#4: Bugs. Seriously, bugs.
Outdoor weddings mean insects are all around you. If you are in a watery or woodsy area, mosquitoes, chiggers, and ticks are liable to be unintended guests. In a garden, there may be a lot of bees or dragonflies. Ask your venue how they control for insects. If possible, have your ceremony at times insects are less active (sunset weddings are lovely, but buggy). If you have a wedding website, gently remind guests to use bug spray. For a prettier and more natural prevention, incorporate plants and flowers that discourage bugs, such as lavender, lemonbalm, lemongrass, citronella, chamomile, larkspur, and chrysanthemums.

Larkspur and Chamomile bouquet?  Yes, Please!

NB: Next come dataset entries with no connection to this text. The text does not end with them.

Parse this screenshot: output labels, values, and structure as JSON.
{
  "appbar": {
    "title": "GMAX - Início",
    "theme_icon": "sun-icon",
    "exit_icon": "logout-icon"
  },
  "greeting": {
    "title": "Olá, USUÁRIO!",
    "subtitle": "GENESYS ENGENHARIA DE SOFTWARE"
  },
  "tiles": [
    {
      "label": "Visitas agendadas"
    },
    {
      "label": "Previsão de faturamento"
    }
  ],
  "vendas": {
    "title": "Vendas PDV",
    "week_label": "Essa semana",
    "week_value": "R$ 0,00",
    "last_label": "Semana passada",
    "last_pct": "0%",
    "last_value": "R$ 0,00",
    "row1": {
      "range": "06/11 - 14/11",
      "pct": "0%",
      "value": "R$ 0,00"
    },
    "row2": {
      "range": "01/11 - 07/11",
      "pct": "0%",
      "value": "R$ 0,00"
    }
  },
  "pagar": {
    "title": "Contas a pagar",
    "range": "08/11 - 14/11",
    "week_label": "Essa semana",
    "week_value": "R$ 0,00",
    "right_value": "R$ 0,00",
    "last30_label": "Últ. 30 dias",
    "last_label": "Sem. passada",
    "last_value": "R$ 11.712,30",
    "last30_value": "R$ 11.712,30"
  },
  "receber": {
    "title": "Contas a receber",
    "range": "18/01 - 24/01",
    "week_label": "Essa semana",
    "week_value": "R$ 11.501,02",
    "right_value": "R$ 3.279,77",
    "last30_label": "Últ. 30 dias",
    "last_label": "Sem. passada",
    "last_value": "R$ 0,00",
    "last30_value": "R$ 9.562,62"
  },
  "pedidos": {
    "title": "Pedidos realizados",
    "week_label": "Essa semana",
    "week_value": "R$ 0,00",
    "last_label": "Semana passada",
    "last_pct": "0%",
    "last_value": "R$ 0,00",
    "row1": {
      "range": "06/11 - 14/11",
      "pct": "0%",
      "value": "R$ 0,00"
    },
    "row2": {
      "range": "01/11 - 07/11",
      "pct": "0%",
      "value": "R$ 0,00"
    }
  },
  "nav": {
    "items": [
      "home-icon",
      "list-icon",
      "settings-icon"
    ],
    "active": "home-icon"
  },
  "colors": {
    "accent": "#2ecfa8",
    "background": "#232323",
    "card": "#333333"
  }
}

#3: Have the Rings and the License Ready
Misplacing the rings happens often enough that I usually ask my couples where they are the moment I get to the ceremony. You'd be amazed how often the rings are forgotten in someone's bag! We've borrowed rings from guests and even used pieces of grass to cover for missing rings during the ceremony. While it makes for a funny story, it may not be the story you wanted from your big day. Your best man should have the rings on his person; if you don't have one, designate a person to take on the duty. A maid of honor or mother can track the license and make sure it's on hand for signing.

#2: The Weather is Crazy!
Too hot or too cold means miserable guests – not to mention you sweating or shivering in your gown. When you choose a date, think about common weather patterns in your area and how comfortable you and your guests need to be. The beautiful days of summer are gorgeous, but you and everyone else will sweat. Autumn skies and leaves make for stunning photographs, but not if you are desperately wishing for your pashmina.
Naturally, this doesn't mean you have to hide indoors on your big day! Consider fans as programs or favors; opt for a shady location instead of direct sun; know when the heat will be at its worst, and plan around it. Have bottled water available at the ceremony! If it's cooler out, have throws or pashminas available for guests to use.

Even more than temperature are the two troublemakers Wind and Water. Rain on your day can be worked around simply by having a back-up location indoors. Wind is another matter. If you are getting married in spring or autumn, when wind tends to kick up, be prepared! Anchor your arch firmly. Have support for any standing flower arrangements or decorations. Dispense with the candles – they're going to blow out. Consider sewing some seed pearls into the edge of your veil to give it a bit more weight, preventing it from blowing into anyone's face.

#1 Wedding Fail: The Runner
Oh, the runner. Three words of advice: don't do it! The runner looks lovely in photographs, but I have yet to see one go as planned. They are awkward during the ceremony. They don't unroll, or they're crooked and twisted. They blow out of the way. They wrinkle. They rip. They trip you up. Spread flower petals instead, you'll be safer and happier! Or go completely without something underfoot. After all, all eyes will be on you, not what you're walking on.